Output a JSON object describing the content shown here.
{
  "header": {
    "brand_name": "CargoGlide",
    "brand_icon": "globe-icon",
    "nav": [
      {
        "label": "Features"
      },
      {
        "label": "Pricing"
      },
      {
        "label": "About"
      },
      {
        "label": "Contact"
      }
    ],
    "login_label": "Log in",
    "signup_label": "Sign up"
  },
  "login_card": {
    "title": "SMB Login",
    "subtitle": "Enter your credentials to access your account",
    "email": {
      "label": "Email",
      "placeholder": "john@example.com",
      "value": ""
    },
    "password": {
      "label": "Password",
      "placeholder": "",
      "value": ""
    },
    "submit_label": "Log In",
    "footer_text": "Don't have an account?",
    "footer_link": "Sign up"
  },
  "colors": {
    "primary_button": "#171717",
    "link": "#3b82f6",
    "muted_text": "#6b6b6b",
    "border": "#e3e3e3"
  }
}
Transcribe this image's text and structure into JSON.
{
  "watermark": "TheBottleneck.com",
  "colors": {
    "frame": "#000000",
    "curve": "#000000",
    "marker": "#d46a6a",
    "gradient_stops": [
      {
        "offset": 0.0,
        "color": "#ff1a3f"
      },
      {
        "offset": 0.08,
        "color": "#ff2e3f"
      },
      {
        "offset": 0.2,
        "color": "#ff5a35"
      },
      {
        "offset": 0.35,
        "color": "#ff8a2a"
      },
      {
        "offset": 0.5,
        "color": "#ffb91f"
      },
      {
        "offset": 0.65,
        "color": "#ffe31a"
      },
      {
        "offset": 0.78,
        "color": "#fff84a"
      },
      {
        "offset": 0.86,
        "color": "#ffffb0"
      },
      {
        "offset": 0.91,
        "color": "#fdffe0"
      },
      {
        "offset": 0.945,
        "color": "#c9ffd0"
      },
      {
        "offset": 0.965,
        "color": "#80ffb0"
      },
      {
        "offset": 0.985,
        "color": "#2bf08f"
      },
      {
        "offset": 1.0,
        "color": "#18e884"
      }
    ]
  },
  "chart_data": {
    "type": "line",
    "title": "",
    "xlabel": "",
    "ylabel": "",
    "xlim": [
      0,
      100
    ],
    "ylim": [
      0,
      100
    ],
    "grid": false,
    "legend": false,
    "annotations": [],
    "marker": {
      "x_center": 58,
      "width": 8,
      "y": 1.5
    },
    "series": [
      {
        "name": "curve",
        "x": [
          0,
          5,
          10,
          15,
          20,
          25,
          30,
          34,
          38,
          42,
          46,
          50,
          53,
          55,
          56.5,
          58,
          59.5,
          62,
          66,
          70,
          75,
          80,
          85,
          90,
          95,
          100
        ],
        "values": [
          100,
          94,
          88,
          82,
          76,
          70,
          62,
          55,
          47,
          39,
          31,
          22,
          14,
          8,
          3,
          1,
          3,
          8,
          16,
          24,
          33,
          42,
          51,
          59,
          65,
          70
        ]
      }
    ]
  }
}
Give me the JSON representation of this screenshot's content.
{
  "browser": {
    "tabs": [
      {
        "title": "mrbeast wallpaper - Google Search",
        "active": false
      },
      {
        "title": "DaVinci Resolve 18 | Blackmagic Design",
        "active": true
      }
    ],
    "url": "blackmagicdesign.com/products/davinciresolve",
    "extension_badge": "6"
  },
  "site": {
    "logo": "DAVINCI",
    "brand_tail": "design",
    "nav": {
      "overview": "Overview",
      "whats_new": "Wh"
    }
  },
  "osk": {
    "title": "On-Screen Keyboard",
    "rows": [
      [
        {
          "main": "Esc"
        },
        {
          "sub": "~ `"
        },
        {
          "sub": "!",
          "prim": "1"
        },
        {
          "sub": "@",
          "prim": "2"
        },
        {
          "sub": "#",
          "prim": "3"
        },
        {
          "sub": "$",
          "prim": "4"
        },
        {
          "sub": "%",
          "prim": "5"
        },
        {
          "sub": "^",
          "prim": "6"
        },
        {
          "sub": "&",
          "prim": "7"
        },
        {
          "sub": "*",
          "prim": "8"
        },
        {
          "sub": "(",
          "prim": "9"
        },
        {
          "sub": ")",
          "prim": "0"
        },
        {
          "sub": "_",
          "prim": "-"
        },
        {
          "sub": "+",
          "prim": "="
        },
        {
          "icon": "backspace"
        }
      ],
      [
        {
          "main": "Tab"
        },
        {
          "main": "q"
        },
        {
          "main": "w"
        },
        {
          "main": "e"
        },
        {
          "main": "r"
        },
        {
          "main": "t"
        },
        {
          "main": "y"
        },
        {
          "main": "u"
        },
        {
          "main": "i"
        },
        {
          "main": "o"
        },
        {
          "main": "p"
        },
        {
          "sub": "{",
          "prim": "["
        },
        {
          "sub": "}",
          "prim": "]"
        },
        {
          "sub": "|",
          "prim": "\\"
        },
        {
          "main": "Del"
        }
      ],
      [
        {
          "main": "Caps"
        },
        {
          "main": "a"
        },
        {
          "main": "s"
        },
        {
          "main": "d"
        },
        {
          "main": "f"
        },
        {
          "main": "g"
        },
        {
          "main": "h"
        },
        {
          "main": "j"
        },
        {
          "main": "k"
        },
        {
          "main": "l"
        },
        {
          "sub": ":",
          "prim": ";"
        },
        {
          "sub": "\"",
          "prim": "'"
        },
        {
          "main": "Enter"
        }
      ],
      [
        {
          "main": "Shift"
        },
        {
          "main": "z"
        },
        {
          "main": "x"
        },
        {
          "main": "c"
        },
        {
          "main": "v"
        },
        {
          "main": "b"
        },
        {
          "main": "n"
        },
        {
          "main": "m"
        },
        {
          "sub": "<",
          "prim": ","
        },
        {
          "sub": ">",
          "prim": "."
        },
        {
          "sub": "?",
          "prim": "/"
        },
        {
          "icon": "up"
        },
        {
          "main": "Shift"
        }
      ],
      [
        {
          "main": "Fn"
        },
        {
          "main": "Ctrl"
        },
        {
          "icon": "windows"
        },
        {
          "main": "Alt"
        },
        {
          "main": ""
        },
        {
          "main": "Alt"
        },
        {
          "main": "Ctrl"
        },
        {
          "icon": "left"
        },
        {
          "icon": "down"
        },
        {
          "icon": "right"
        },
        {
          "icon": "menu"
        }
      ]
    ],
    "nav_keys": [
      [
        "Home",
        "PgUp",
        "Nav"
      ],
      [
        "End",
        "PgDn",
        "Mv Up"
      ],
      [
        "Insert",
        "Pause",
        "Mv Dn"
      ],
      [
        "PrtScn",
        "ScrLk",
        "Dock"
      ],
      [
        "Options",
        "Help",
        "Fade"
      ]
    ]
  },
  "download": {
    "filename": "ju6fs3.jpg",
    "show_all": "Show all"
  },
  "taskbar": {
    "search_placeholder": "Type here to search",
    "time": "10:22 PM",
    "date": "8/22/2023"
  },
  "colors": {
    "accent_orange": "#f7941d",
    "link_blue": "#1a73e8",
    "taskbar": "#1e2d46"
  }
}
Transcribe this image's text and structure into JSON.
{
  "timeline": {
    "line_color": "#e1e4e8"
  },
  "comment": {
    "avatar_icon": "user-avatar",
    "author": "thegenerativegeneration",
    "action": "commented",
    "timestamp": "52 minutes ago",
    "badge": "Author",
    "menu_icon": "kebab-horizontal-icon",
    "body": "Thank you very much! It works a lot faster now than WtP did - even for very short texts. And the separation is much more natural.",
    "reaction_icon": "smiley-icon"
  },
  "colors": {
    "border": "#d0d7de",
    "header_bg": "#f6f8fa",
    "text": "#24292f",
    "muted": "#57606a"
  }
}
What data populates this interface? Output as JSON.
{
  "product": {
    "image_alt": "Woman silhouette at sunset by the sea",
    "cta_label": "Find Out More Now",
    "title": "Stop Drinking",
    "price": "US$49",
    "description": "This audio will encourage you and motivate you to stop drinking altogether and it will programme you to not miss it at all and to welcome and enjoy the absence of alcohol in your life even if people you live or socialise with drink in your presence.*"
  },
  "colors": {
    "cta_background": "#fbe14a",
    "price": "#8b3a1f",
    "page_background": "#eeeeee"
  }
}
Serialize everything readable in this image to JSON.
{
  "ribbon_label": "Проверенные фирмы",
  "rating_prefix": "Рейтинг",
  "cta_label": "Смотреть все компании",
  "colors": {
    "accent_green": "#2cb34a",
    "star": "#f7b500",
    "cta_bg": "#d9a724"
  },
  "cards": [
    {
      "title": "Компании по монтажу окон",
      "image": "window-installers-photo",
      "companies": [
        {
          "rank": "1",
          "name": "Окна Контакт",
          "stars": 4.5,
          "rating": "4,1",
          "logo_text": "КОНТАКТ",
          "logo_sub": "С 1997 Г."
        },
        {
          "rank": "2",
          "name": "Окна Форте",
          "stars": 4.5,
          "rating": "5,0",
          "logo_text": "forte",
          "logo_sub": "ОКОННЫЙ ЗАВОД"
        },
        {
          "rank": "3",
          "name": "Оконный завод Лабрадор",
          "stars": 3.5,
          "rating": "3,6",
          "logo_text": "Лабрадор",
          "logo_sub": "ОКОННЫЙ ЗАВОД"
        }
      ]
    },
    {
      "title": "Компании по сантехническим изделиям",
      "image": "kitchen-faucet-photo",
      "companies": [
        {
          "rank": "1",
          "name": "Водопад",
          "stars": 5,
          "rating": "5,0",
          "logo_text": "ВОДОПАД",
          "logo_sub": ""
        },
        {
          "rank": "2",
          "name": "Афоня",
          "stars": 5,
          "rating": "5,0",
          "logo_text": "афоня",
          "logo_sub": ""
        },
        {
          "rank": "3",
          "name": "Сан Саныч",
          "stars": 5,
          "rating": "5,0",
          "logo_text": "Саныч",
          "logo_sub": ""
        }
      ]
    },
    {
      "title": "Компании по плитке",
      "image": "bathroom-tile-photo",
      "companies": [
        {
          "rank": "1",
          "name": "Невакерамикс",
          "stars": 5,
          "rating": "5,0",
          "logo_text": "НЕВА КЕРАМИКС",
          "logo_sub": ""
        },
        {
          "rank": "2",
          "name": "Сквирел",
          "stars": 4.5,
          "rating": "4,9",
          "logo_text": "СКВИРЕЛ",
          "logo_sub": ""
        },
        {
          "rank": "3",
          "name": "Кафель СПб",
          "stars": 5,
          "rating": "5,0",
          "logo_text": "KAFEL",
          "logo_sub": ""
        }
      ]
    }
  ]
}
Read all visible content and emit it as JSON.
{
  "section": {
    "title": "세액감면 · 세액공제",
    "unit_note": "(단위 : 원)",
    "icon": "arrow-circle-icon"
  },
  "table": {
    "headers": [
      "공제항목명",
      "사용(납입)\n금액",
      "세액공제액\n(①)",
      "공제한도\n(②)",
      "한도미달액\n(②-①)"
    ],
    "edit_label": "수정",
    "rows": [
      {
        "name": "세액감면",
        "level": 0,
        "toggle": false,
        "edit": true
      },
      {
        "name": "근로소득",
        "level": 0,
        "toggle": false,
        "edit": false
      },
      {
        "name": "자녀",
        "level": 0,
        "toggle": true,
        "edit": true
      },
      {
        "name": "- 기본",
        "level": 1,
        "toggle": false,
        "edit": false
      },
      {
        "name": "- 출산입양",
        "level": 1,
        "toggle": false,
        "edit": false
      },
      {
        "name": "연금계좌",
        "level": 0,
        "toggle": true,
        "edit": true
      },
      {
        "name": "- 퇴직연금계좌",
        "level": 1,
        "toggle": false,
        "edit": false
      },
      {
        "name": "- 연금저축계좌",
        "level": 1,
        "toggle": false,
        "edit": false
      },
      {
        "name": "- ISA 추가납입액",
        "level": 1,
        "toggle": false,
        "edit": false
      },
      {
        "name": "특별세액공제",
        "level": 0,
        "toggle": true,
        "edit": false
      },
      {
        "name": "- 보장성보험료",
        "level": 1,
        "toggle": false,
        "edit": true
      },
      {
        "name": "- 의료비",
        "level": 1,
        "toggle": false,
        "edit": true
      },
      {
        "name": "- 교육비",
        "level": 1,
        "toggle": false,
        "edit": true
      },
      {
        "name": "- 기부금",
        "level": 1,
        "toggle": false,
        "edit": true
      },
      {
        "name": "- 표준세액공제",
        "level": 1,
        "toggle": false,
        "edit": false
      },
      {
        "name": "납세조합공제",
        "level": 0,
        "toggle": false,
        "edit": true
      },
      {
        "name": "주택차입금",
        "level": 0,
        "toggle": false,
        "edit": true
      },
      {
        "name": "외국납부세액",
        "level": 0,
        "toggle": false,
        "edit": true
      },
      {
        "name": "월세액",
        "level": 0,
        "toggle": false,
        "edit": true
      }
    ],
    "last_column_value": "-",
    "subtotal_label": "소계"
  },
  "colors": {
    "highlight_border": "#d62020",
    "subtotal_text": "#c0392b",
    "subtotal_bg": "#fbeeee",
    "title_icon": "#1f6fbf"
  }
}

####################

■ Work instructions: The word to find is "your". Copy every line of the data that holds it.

■ Exercise solution:
    "subtitle": "Enter your credentials to access your account",
    "description": "This audio will encourage you and motivate you to stop drinking altogether and it will programme you to not miss it at all and to welcome and enjoy the absence of alcohol in your life even if people you live or socialise with drink in your presence.*"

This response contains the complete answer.